The formula $$R^d{}_{cab}=\partial_a\Gamma^d{}_{bc}-\partial_b\Gamma^d{}_{ac} +\Gamma^i{}_{bc}\Gamma^d{}_{ai}-\Gamma^i{}_{ac}\Gamma^d{}_{bi} \tag{1}$$ actually is covariant, even though it doesn't look like this.
An equivalent (evidently covariant) definition of the Riemann curvature tensor $$R^d{}_{cab}$$ is the Ricci identity $$\nabla_b\nabla_a A_c-\nabla_a\nabla_b A_c=A_d R^d{}_{cab} \tag{2}$$ where $$A_c$$ is an arbitrary field and $$\nabla_a$$ is the covariant derivative.
From equation (2) together with the definition of the covariant derivative $$\nabla_a$$ (in terms of $$\partial_a$$ and $$\Gamma^d{}_{bc}$$) you can derive equation (1).
• Are you sure about the sign? The formula you have linked expanded to the left and right is $\nabla_\sigma\nabla_\rho A_\nu-\nabla_\rho\nabla_\sigma A_\nu=A_{\nu;\rho\sigma} - A_{\nu;\sigma\rho} = A_\beta{R^\beta}_{\nu\rho\sigma}=-A_\beta{R^\beta}_{\nu\sigma\rho}$? Commented Aug 3, 2022 at 13:49

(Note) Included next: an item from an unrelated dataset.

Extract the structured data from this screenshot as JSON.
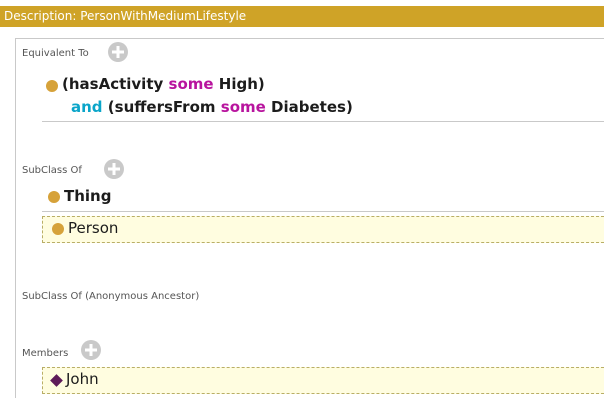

To expand on the answer of Thomas Fritsch, this is how the calculation looks like in detail: \begin{align*} [\nabla_\mu,\nabla_\nu] A_\lambda &=(\nabla_\mu\nabla_\nu-\nabla_\nu\nabla_\mu)A_\lambda =\nabla_\mu(\partial_\nu A_\lambda-\Gamma_{\nu\lambda}^\rho A_\rho) -\nabla_\nu(\partial_\mu A_\lambda-\Gamma_{\mu\lambda}^\rho A_\rho) \\ &=\partial_\mu(\partial_\nu A_\lambda-\Gamma_{\nu\lambda}^\rho A_\rho) -\Gamma_{\mu\nu}^\tau(\partial_\tau A_\lambda-\Gamma_{\tau\lambda}^\rho A_\rho) -\Gamma_{\mu\lambda}^\tau(\partial_\nu A_\tau-\Gamma_{\nu\tau}^\rho A_\rho) \\ &-\partial_\nu(\partial_\mu A_\lambda-\Gamma_{\mu\lambda}^\rho A_\rho) +\Gamma_{\nu\mu}^\tau(\partial_\tau A_\lambda-\Gamma_{\tau\lambda}^\rho A_\rho) +\Gamma_{\nu\lambda}^\tau(\partial_\mu A_\tau-\Gamma_{\mu\tau}^\rho A_\rho) \\ &=-\partial_\mu(\Gamma_{\nu\lambda}^\rho A_\rho) -\Gamma_{\mu\lambda}^\tau(\partial_\nu A_\tau-\Gamma_{\nu\tau}^\rho A_\rho) +\partial_\nu(\Gamma_{\mu\lambda}^\rho A_\rho) +\Gamma_{\nu\lambda}^\tau(\partial_\mu A_\tau-\Gamma_{\mu\tau}^\rho A_\rho) \\ &=-\left(\partial_\mu\Gamma_{\nu\lambda}^\rho -\partial_\nu\Gamma_{\mu\lambda}^\rho +\Gamma_{\mu\tau}^\rho\Gamma_{\nu\lambda}^\tau -\Gamma_{\nu\tau}^\rho\Gamma_{\mu\lambda}^\tau \right)A_\rho =-R_{\lambda\mu\nu}^\rho A_\rho. \end{align*} The left side transforms like a tensor, therefore the right side does as well and since $$A$$ is arbitary, so does the Riemann tensor. You can also prove that directly using the transformation formula of the Christoffel symbol, but that is more laborious. You can look at it here.